NAIROBI, Kenya, May 10 – The International Criminal Court (ICC) has said the government’s bid to have the United Nations Security Council terminate two Kenyan cases before the war crimes court is futile, as the UN body lacks such powers.
ICC Outreach Coordinator Maria Kamara told Capital FM News on Friday that the Security Council only has authority to defer cases for a period of 12 months, according to Article 16 of the Rome Statute.
“No investigation or prosecution may be commenced or proceeded with under this Statute for a period of 12 months after the Security Council, in a resolution adopted under Chapter VII of the Charter of the United Nations, has requested the court to that effect; that request may be renewed by the council under the same conditions,” Kamara indicated.
Kenya’s Permanent Representative to the UN Macharia Kamau last Friday sent a letter requesting the Security Council to ask the ICC to terminate proceedings against President Uhuru Kenyatta, his deputy William Ruto and former Kass FM presenter Joshua arap Sang, arguing the cases were a threat to Kenya’s national security and undermined the country’s sovereignty.
Kamau also said ICC should leave Kenya alone to allow Kenyatta and Ruto to lead the new government.
However on Thursday, Ruto through his lawyer Karim Khan distanced the deputy president from the letter, saying it did not represent government policy or his personal wishes.
He said Ruto and President Kenyatta had made a commitment to honour international institutions and also cooperate with The Hague-based court to clear their names.
Sang through his lawyer Katwa Kigen also disowned the application by the envoy saying he was not consulted when the plea was drafted.
Like Ruto and Kenyatta, Kigen said his Sang was ready to stand full trial to prove his innocence.
He said Sang will not look for other alternative routes but follow the dual court proceedings.
Kamau, in the letter, described the ICC cases as a voice of external forces and termed the investigations as shoddy as the prosecution evidence and witnesses lacked credibility.
ICC Prosecutor Fatou Bensouda was quoted by the Daily Nation saying that Kenya had made “unfounded and incorrect” claims in urging it to end the cases facing the three
Fatou Bensouda described Kenya’s appeal to the UN Security Council last week as “a backdoor attempt to politicise the judicial processes” of the ICC the newspaper said.

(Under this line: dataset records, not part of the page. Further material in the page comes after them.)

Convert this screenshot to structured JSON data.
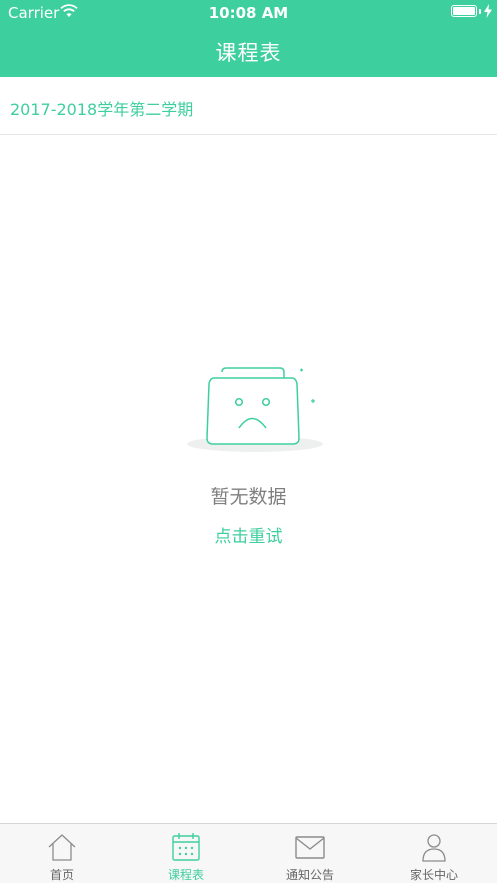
{
  "status_bar": {
    "carrier": "Carrier",
    "time": "10:08 AM"
  },
  "header": {
    "title": "课程表"
  },
  "semester": {
    "label": "2017-2018学年第二学期"
  },
  "empty_state": {
    "message": "暂无数据",
    "retry": "点击重试"
  },
  "tabs": [
    {
      "label": "首页",
      "icon": "home-icon",
      "active": false
    },
    {
      "label": "课程表",
      "icon": "calendar-icon",
      "active": true
    },
    {
      "label": "通知公告",
      "icon": "envelope-icon",
      "active": false
    },
    {
      "label": "家长中心",
      "icon": "person-icon",
      "active": false
    }
  ],
  "colors": {
    "accent": "#3ecf9e",
    "text_gray": "#7f7f7f",
    "tab_gray": "#666666"
  }
}
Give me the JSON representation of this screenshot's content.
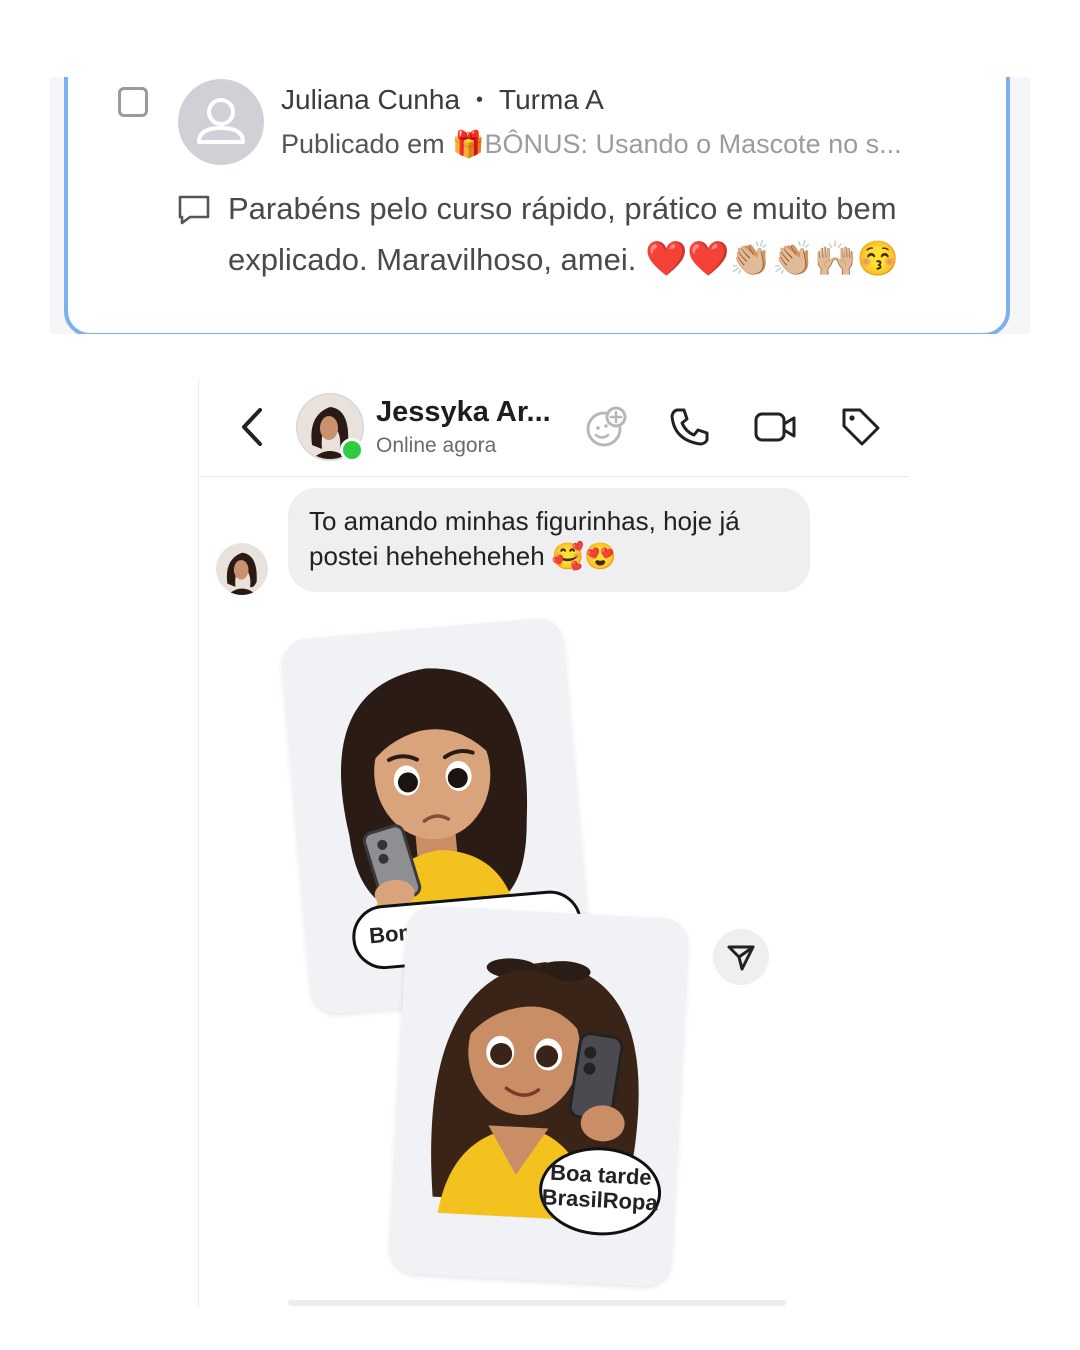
{
  "comment_card": {
    "author": "Juliana Cunha",
    "separator": "•",
    "group": "Turma A",
    "posted_in_label": "Publicado em",
    "course_icon": "gift-emoji",
    "course_title": "BÔNUS: Usando o Mascote no s...",
    "comment_text": "Parabéns pelo curso rápido, prático e muito bem explicado. Maravilhoso, amei.",
    "comment_emojis": "❤️❤️👏🏼👏🏼🙌🏼😚",
    "colors": {
      "card_border": "#7db1ee",
      "muted_text": "#9b9ba0"
    }
  },
  "chat": {
    "contact_name": "Jessyka Ar...",
    "contact_status": "Online agora",
    "header_icons": [
      "sticker-add-icon",
      "phone-icon",
      "video-camera-icon",
      "tag-icon"
    ],
    "message_text": "To amando minhas figurinhas, hoje já postei heheheheheh 🥰😍",
    "stickers": [
      {
        "caption": "Bom d",
        "icon": "sticker-sad-girl-phone"
      },
      {
        "caption_line1": "Boa tarde",
        "caption_line2": "BrasilRopa",
        "icon": "sticker-smiling-girl-phone"
      }
    ],
    "colors": {
      "online": "#2ecc40",
      "bubble": "#efeff1",
      "shirt": "#f4c21f"
    }
  }
}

Noting that she has not received a copy of the May 2 letter sent to the council by Kamau, Bensouda said she was speaking in response to earlier comments made to the council by Rwanda’s ambassador.